“The end goal [of the book] was to build campus unity, andthe photo became something that broke down campus unity,” she said. “I thinkthey (NSO) had the right to make the decision they did, since it was includedin their materials.”
Though Brinkley was not initially in favor of a solutionthat would have covered up part of the photo, she said it “would have been ashame if students didn’t get to experience the book for what it was.”
Brinkley explained that neither she nor any of the more thanten people who previewed the Brick priorto publication noticed the reference in the photo.
It wasn’t until Friday morning that anybody affiliated withNCSU student media was made aware that the photo contained an offensive phrase.Bradley Wilson, coordinator for student media advising at the university andadviser to the Brick, received aforwarded email from theparents ofan incoming freshman, expressing concerns over the editorial decision.

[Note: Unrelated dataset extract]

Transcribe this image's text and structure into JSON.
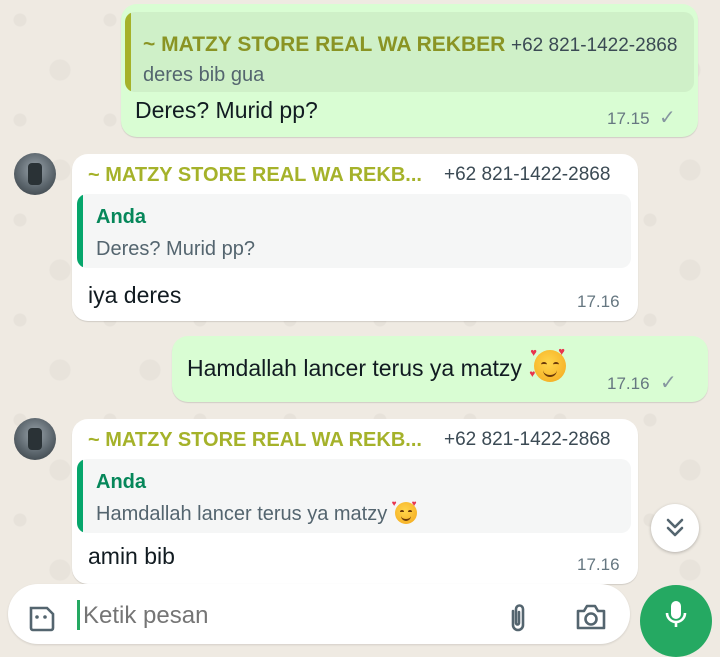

“[Our son] feels strongly, and wewholeheartedly agree, that the photograph selected to represent the FreeExpression Tunnel completely contradicts the university’s position ofacceptance and tolerance,” the parents wrote in the email. “Please note theword nigger in the photo of the Free Expression Tunnel. We cannotimagine, yet sincerely hope that this was a gross oversight/completeincompetence.”
Brinkley said about 2,000 books had been distributed toincoming freshmen in the NSO bags prior to the parents’ email, with nobodymentioning anything about the image until a few days ago.
She added that 6,500 total copies of the 128-page Brick were printed for the incomingclass. Though the publication would not have been included in the remaining NSObags if the student journalists had refused to compromise, Brinkley explainedthat her staff was never prevented from handing out the book on its own time.
While Brinkley called the publication of the photo “unfortunate,”she feels there is no basis for her to issue a public apology.
Wilson, who wrote back to the parents on Friday, agreed.
“I can’t tell you how many times I’ve walked through thattunnel and seen the n-word written,” he said. “I don’t like seeing it, butthat’s a part of life in the Free Expression Tunnel.”
Brinkley added that various parties suggested cropping thephoto or ripping out an entire page from the Brick — both of which were solutions she did not support.
She said while Tuesday’s decision was “not my favoriteoutcome in the world, it was a solution that I think will appease everybodyenough … Still, I do feel a bit censored because we couldn’t distribute asoriginally planned for a few days.”
Reiman called the final decision “a very thoughtful solutionto a very difficult problem that came to our attention suddenly.”
In hindsight, however, the problem may have been a long timecoming.
Unbeknownst to the student journalists until the end of lastweek, the same photo ran in a November 2010 edition of the Technician,NCSU’s student newspaper. The surprise, though, was that the photo had beenaltered in such a way as to blur out the offensive reference.
“To me, any alteration of an image is completelyunacceptable,” Wilson said, adding that he is investigating what he called “aclear violation of our code of ethics.”
Looking back, the photo does not mark the first time theFree Expression Tunnel has been at the center of a controversy concerning thelimits of student speech.
Created in the 1960s as an outlet for students to speaktheir minds, the tunnel became center-stage in November 2008, when threateningstatements targeted at then President-elect Barack Obama surfaced on the walls.
Secret Service agents came to campus to investigate thestatements.
Wilson said he has been disappointed that past controversieslike this have not spurred more collective university action. Looking to thefuture, he hopes the recent Brick disputemay prompt change.
“Instead of dealing with the issue of racism, we’ve justcovered it up,” he said. “Covering it up isn’t going to solve anything. Peoplewant to have a dialogue about the conflict between free expression and tolerance,and that’s something we should be promoting.”